fn block_on_panic() -> runng::Result<()> {
    let url = get_url();

    let mut rep_socket = protocol::Rep0::open()?;
    let mut rep_ctx = rep_socket.listen(&url)?.create_async()?;

    let fut = async {
        block_on(rep_ctx.receive()).unwrap();
    };
    block_on(fut);

    Ok(())
}

cargo test block_on_panic yields:

---- tests::reqrep_tests::block_on_panic stdout ----
thread 'tests::reqrep_tests::block_on_panic' panicked at 'cannot execute `LocalPool` executor from within another executor: EnterError', src/libcore/result.rs:1165:5

Note this isn’t a compiler error, it’s a runtime panic. I haven’t looked into the details of this, but the problem stems from the nested calls to block_on(). It seems that if the inner future finishes immediately everything is fine, but not if it blocks.
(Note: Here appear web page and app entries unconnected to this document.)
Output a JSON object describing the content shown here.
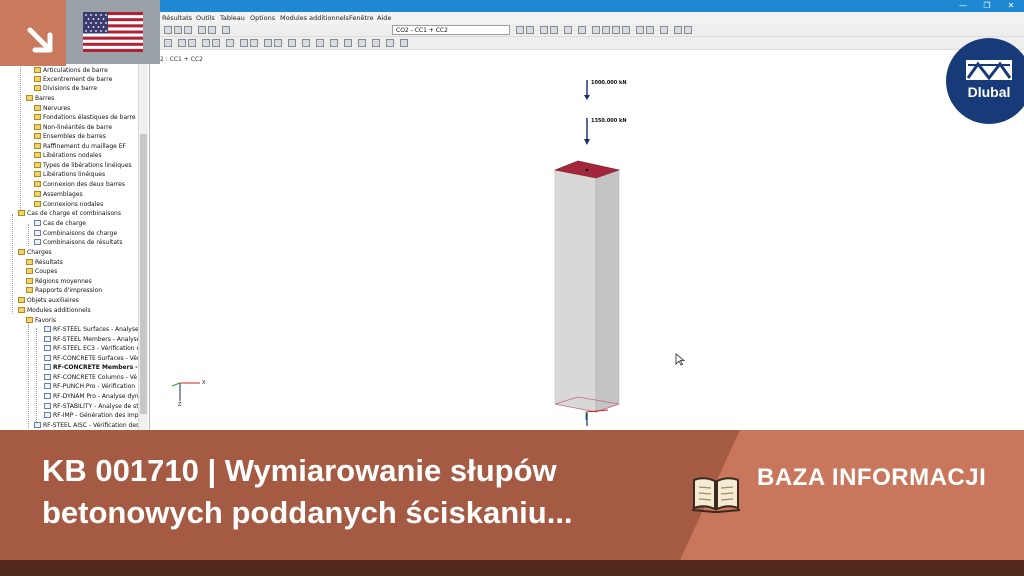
{
  "window": {
    "min_glyph": "—",
    "max_glyph": "❐",
    "close_glyph": "✕"
  },
  "menu": {
    "items": [
      "Résultats",
      "Outils",
      "Tableau",
      "Options",
      "Modules additionnels",
      "Fenêtre",
      "Aide"
    ]
  },
  "toolbar": {
    "load_combo_value": "CO2 - CC1 + CC2"
  },
  "navigator": {
    "items": [
      {
        "label": "Articulations de barre",
        "icon": "folder-icon"
      },
      {
        "label": "Excentrement de barre",
        "icon": "folder-icon"
      },
      {
        "label": "Divisions de barre",
        "icon": "folder-icon"
      },
      {
        "label": "Barres",
        "icon": "folder-icon"
      },
      {
        "label": "Nervures",
        "icon": "folder-icon"
      },
      {
        "label": "Fondations élastiques de barre",
        "icon": "folder-icon"
      },
      {
        "label": "Non-linéarités de barre",
        "icon": "folder-icon"
      },
      {
        "label": "Ensembles de barres",
        "icon": "folder-icon"
      },
      {
        "label": "Raffinement du maillage EF",
        "icon": "folder-icon"
      },
      {
        "label": "Libérations nodales",
        "icon": "folder-icon"
      },
      {
        "label": "Types de libérations linéiques",
        "icon": "folder-icon"
      },
      {
        "label": "Libérations linéiques",
        "icon": "folder-icon"
      },
      {
        "label": "Connexion des deux barres",
        "icon": "folder-icon"
      },
      {
        "label": "Assemblages",
        "icon": "folder-icon"
      },
      {
        "label": "Connexions nodales",
        "icon": "folder-icon"
      },
      {
        "label": "Cas de charge et combinaisons",
        "icon": "folder-icon"
      },
      {
        "label": "Cas de charge",
        "icon": "doc-icon"
      },
      {
        "label": "Combinaisons de charge",
        "icon": "doc-icon"
      },
      {
        "label": "Combinaisons de résultats",
        "icon": "doc-icon"
      },
      {
        "label": "Charges",
        "icon": "folder-icon"
      },
      {
        "label": "Résultats",
        "icon": "folder-icon"
      },
      {
        "label": "Coupes",
        "icon": "folder-icon"
      },
      {
        "label": "Régions moyennes",
        "icon": "folder-icon"
      },
      {
        "label": "Rapports d'impression",
        "icon": "folder-icon"
      },
      {
        "label": "Objets auxiliaires",
        "icon": "folder-icon"
      },
      {
        "label": "Modules additionnels",
        "icon": "folder-icon"
      },
      {
        "label": "Favoris",
        "icon": "folder-icon"
      },
      {
        "label": "RF-STEEL Surfaces - Analyse c",
        "icon": "doc-icon"
      },
      {
        "label": "RF-STEEL Members - Analyse",
        "icon": "doc-icon"
      },
      {
        "label": "RF-STEEL EC3 - Vérification d",
        "icon": "doc-icon"
      },
      {
        "label": "RF-CONCRETE Surfaces - Vér",
        "icon": "doc-icon"
      },
      {
        "label": "RF-CONCRETE Members - C",
        "icon": "doc-icon"
      },
      {
        "label": "RF-CONCRETE Columns - Vé",
        "icon": "doc-icon"
      },
      {
        "label": "RF-PUNCH Pro - Vérification",
        "icon": "doc-icon"
      },
      {
        "label": "RF-DYNAM Pro - Analyse dyn",
        "icon": "doc-icon"
      },
      {
        "label": "RF-STABILITY - Analyse de sta",
        "icon": "doc-icon"
      },
      {
        "label": "RF-IMP - Génération des imp",
        "icon": "doc-icon"
      },
      {
        "label": "RF-STEEL AISC - Vérification des",
        "icon": "doc-icon"
      }
    ]
  },
  "viewport": {
    "label": "2 : CC1 + CC2",
    "loads": [
      "1000.000 kN",
      "1350.000 kN"
    ],
    "axes": {
      "x": "X",
      "z": "Z"
    }
  },
  "brand": {
    "name": "Dlubal"
  },
  "banner": {
    "title": "KB 001710 | Wymiarowanie słupów betonowych poddanych ściskaniu...",
    "label": "BAZA INFORMACJI"
  },
  "colors": {
    "accent": "#c97a5c",
    "banner": "#a55a43",
    "banner_dark": "#51291c",
    "column_top": "#a3263c",
    "load_arrow": "#1a2a6c",
    "dlubal_blue": "#173a78"
  }
}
However, it works as expected with await:

let fut = async {
    rep_ctx.receive().await.unwrap();
};
block_on(fut);

Async Traits

Try:

trait AsyncTrait {
    async fn do_stuff();
}

Nope:

error[E0706]: trait fns cannot be declared `async`
 --> src/main.rs:5:5
  |
5 | async fn do_stuff();
  | ^^^^^^^^^^^^^^^^^^^^

How about:

trait AsyncTrait {
    fn do_stuff();
}

struct Type;

impl AsyncTrait for Type {
    async fn do_stuff() { }
}

Nope:

error[E0706]: trait fns cannot be declared `async`
  --> src/main.rs:11:5
   |
11 | async fn do_stuff() { }
   | ^^^^^^^^^^^^^^^^^^^^^^^

One work-around involves being explicit about the return types, and using an async block within the impl:

use futures::future::{self, BoxFuture, Future};

trait AsyncTrait {
    fn boxed_trait() -> Box<dyn Future<Output = ()>>;
    fn pinned_box() -> BoxFuture<'static, ()>;
}

impl<T> AsyncTrait for T {
    fn boxed_trait() -> Box<dyn Future<Output = ()>> {
        Box::new(async {
            // .await to your heart's content
        })
    }
    fn pinned_box() -> BoxFuture<'static, ()> {
        Box::pin(async {
            // .await to your heart's content
        })
    }
}

Posted on Oct 28 '19 by:

Discussion

markdown guide
 

Nice writeup. I believe the Rust team and community drew a lot of inspiration from the C# async-await, during their planning and design stages? Good to see a lot of other programming languages incorporating this feature into their various ecosystems. Once more, we'll done Rust.

 

From the various threads I've read they look at a wide range of "prior art", and it was the main argument against postfix ".await"- it would be foreign to everyone.

Should have mentioned this is just the MVP to unblock the ecosystem and async-await is far from "finished". Should probably sneak that into the opening somewhere.